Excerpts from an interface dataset
____________________

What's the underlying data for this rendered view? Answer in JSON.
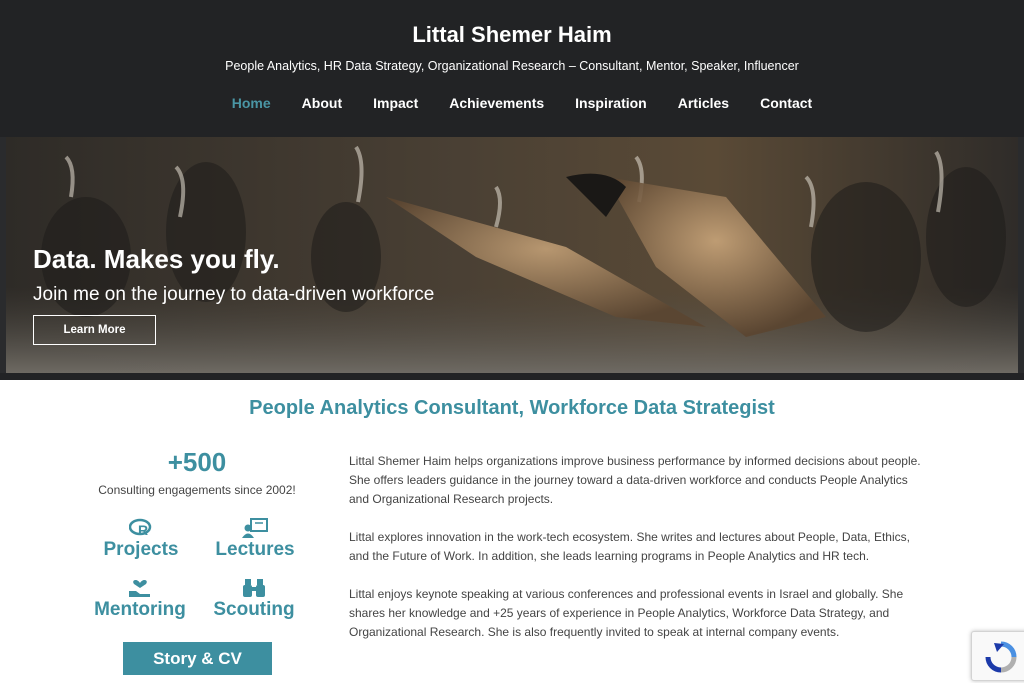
{
  "header": {
    "site_title": "Littal Shemer Haim",
    "tagline": "People Analytics, HR Data Strategy, Organizational Research – Consultant, Mentor, Speaker, Influencer",
    "nav": [
      {
        "label": "Home",
        "active": true
      },
      {
        "label": "About"
      },
      {
        "label": "Impact"
      },
      {
        "label": "Achievements"
      },
      {
        "label": "Inspiration"
      },
      {
        "label": "Articles"
      },
      {
        "label": "Contact"
      }
    ]
  },
  "hero": {
    "title": "Data. Makes you fly.",
    "subtitle": "Join me on the journey to data-driven workforce",
    "button_label": "Learn More"
  },
  "main": {
    "section_title": "People Analytics Consultant, Workforce Data Strategist",
    "stat": {
      "number": "+500",
      "caption": "Consulting engagements since 2002!"
    },
    "services": [
      {
        "label": "Projects",
        "icon": "r-logo-icon"
      },
      {
        "label": "Lectures",
        "icon": "presenter-icon"
      },
      {
        "label": "Mentoring",
        "icon": "heart-hand-icon"
      },
      {
        "label": "Scouting",
        "icon": "binoculars-icon"
      }
    ],
    "cta_label": "Story & CV",
    "bio": [
      "Littal Shemer Haim helps organizations improve business performance by informed decisions about people. She offers leaders guidance in the journey toward a data-driven workforce and conducts People Analytics and Organizational Research projects.",
      "Littal explores innovation in the work-tech ecosystem. She writes and lectures about People, Data, Ethics, and the Future of Work. In addition, she leads learning programs in People Analytics and HR tech.",
      "Littal enjoys keynote speaking at various conferences and professional events in Israel and globally. She shares her knowledge and +25 years of experience in People Analytics, Workforce Data Strategy, and Organizational Research. She is also frequently invited to speak at internal company events."
    ]
  },
  "colors": {
    "accent": "#3d8fa0",
    "nav_active": "#4a95a4",
    "header_bg": "#222325"
  }
}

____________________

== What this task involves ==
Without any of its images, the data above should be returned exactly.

== Written solution ==
What's the underlying data for this rendered view? Answer in JSON.
{
  "header": {
    "site_title": "Littal Shemer Haim",
    "tagline": "People Analytics, HR Data Strategy, Organizational Research – Consultant, Mentor, Speaker, Influencer",
    "nav": [
      {
        "label": "Home",
        "active": true
      },
      {
        "label": "About"
      },
      {
        "label": "Impact"
      },
      {
        "label": "Achievements"
      },
      {
        "label": "Inspiration"
      },
      {
        "label": "Articles"
      },
      {
        "label": "Contact"
      }
    ]
  },
  "hero": {
    "title": "Data. Makes you fly.",
    "subtitle": "Join me on the journey to data-driven workforce",
    "button_label": "Learn More"
  },
  "main": {
    "section_title": "People Analytics Consultant, Workforce Data Strategist",
    "stat": {
      "number": "+500",
      "caption": "Consulting engagements since 2002!"
    },
    "services": [
      {
        "label": "Projects",
        "icon": "r-logo-icon"
      },
      {
        "label": "Lectures",
        "icon": "presenter-icon"
      },
      {
        "label": "Mentoring",
        "icon": "heart-hand-icon"
      },
      {
        "label": "Scouting",
        "icon": "binoculars-icon"
      }
    ],
    "cta_label": "Story & CV",
    "bio": [
      "Littal Shemer Haim helps organizations improve business performance by informed decisions about people. She offers leaders guidance in the journey toward a data-driven workforce and conducts People Analytics and Organizational Research projects.",
      "Littal explores innovation in the work-tech ecosystem. She writes and lectures about People, Data, Ethics, and the Future of Work. In addition, she leads learning programs in People Analytics and HR tech.",
      "Littal enjoys keynote speaking at various conferences and professional events in Israel and globally. She shares her knowledge and +25 years of experience in People Analytics, Workforce Data Strategy, and Organizational Research. She is also frequently invited to speak at internal company events."
    ]
  },
  "colors": {
    "accent": "#3d8fa0",
    "nav_active": "#4a95a4",
    "header_bg": "#222325"
  }
}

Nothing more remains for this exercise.